— The task —
Should the listing contain images, exclude them; give the rest again exactly.

— Data for the task —

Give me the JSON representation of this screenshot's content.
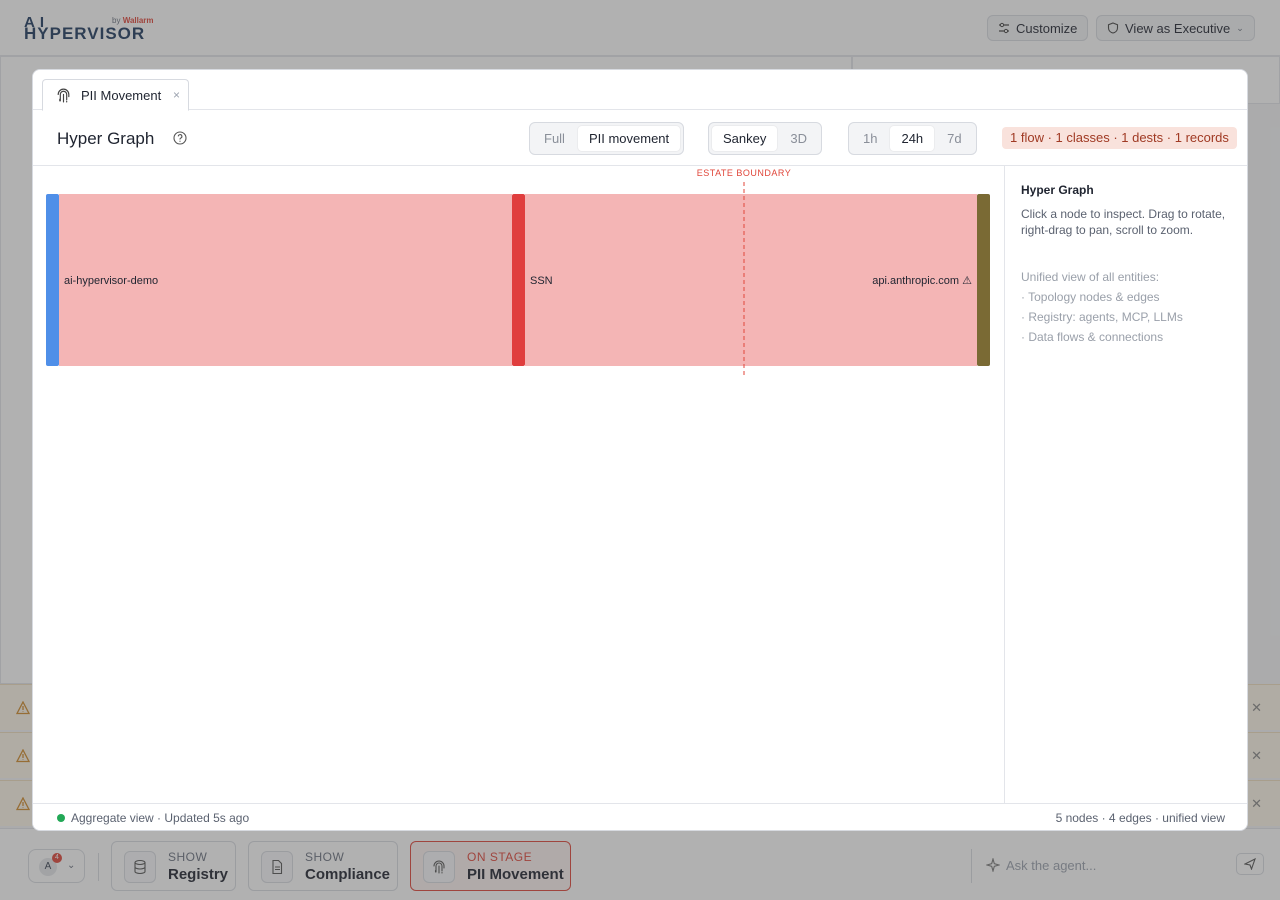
{
  "app": {
    "logo_line1": "AI",
    "logo_line2": "HYPERVISOR",
    "logo_by": "by",
    "logo_brand": "Wallarm",
    "customize_label": "Customize",
    "view_as_label": "View as Executive"
  },
  "modal": {
    "tab_label": "PII Movement",
    "title": "Hyper Graph",
    "scope_options": [
      "Full",
      "PII movement"
    ],
    "scope_selected": "PII movement",
    "view_options": [
      "Sankey",
      "3D"
    ],
    "view_selected": "Sankey",
    "time_options": [
      "1h",
      "24h",
      "7d"
    ],
    "time_selected": "24h",
    "stats_pill": "1 flow · 1 classes · 1 dests · 1 records"
  },
  "sankey": {
    "boundary_label": "ESTATE BOUNDARY",
    "nodes": [
      {
        "name": "ai-hypervisor-demo",
        "color": "#4f8fe8",
        "column": 0
      },
      {
        "name": "SSN",
        "color": "#e03e3e",
        "column": 1
      },
      {
        "name": "api.anthropic.com ⚠",
        "color": "#7a6a34",
        "column": 2
      }
    ],
    "links": [
      {
        "source": 0,
        "target": 1,
        "value": 1,
        "color": "#f4b5b5"
      },
      {
        "source": 1,
        "target": 2,
        "value": 1,
        "color": "#f4b5b5"
      }
    ]
  },
  "side": {
    "heading": "Hyper Graph",
    "description": "Click a node to inspect. Drag to rotate, right-drag to pan, scroll to zoom.",
    "unified_label": "Unified view of all entities:",
    "items": [
      "· Topology nodes & edges",
      "· Registry: agents, MCP, LLMs",
      "· Data flows & connections"
    ]
  },
  "footer": {
    "status": "Aggregate view · Updated 5s ago",
    "summary": "5 nodes · 4 edges · unified view"
  },
  "dock": {
    "avatar_initial": "A",
    "avatar_badge": "4",
    "cards": [
      {
        "kicker": "SHOW",
        "label": "Registry",
        "icon": "database-icon"
      },
      {
        "kicker": "SHOW",
        "label": "Compliance",
        "icon": "document-icon"
      },
      {
        "kicker": "ON STAGE",
        "label": "PII Movement",
        "icon": "fingerprint-icon"
      }
    ],
    "ask_placeholder": "Ask the agent..."
  },
  "colors": {
    "accent_red": "#e0463a",
    "status_green": "#22a856",
    "link_fill": "#f4b5b5"
  }
}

— Task response —
Give me the JSON representation of this screenshot's content.
{
  "app": {
    "logo_line1": "AI",
    "logo_line2": "HYPERVISOR",
    "logo_by": "by",
    "logo_brand": "Wallarm",
    "customize_label": "Customize",
    "view_as_label": "View as Executive"
  },
  "modal": {
    "tab_label": "PII Movement",
    "title": "Hyper Graph",
    "scope_options": [
      "Full",
      "PII movement"
    ],
    "scope_selected": "PII movement",
    "view_options": [
      "Sankey",
      "3D"
    ],
    "view_selected": "Sankey",
    "time_options": [
      "1h",
      "24h",
      "7d"
    ],
    "time_selected": "24h",
    "stats_pill": "1 flow · 1 classes · 1 dests · 1 records"
  },
  "sankey": {
    "boundary_label": "ESTATE BOUNDARY",
    "nodes": [
      {
        "name": "ai-hypervisor-demo",
        "color": "#4f8fe8",
        "column": 0
      },
      {
        "name": "SSN",
        "color": "#e03e3e",
        "column": 1
      },
      {
        "name": "api.anthropic.com ⚠",
        "color": "#7a6a34",
        "column": 2
      }
    ],
    "links": [
      {
        "source": 0,
        "target": 1,
        "value": 1,
        "color": "#f4b5b5"
      },
      {
        "source": 1,
        "target": 2,
        "value": 1,
        "color": "#f4b5b5"
      }
    ]
  },
  "side": {
    "heading": "Hyper Graph",
    "description": "Click a node to inspect. Drag to rotate, right-drag to pan, scroll to zoom.",
    "unified_label": "Unified view of all entities:",
    "items": [
      "· Topology nodes & edges",
      "· Registry: agents, MCP, LLMs",
      "· Data flows & connections"
    ]
  },
  "footer": {
    "status": "Aggregate view · Updated 5s ago",
    "summary": "5 nodes · 4 edges · unified view"
  },
  "dock": {
    "avatar_initial": "A",
    "avatar_badge": "4",
    "cards": [
      {
        "kicker": "SHOW",
        "label": "Registry",
        "icon": "database-icon"
      },
      {
        "kicker": "SHOW",
        "label": "Compliance",
        "icon": "document-icon"
      },
      {
        "kicker": "ON STAGE",
        "label": "PII Movement",
        "icon": "fingerprint-icon"
      }
    ],
    "ask_placeholder": "Ask the agent..."
  },
  "colors": {
    "accent_red": "#e0463a",
    "status_green": "#22a856",
    "link_fill": "#f4b5b5"
  }
}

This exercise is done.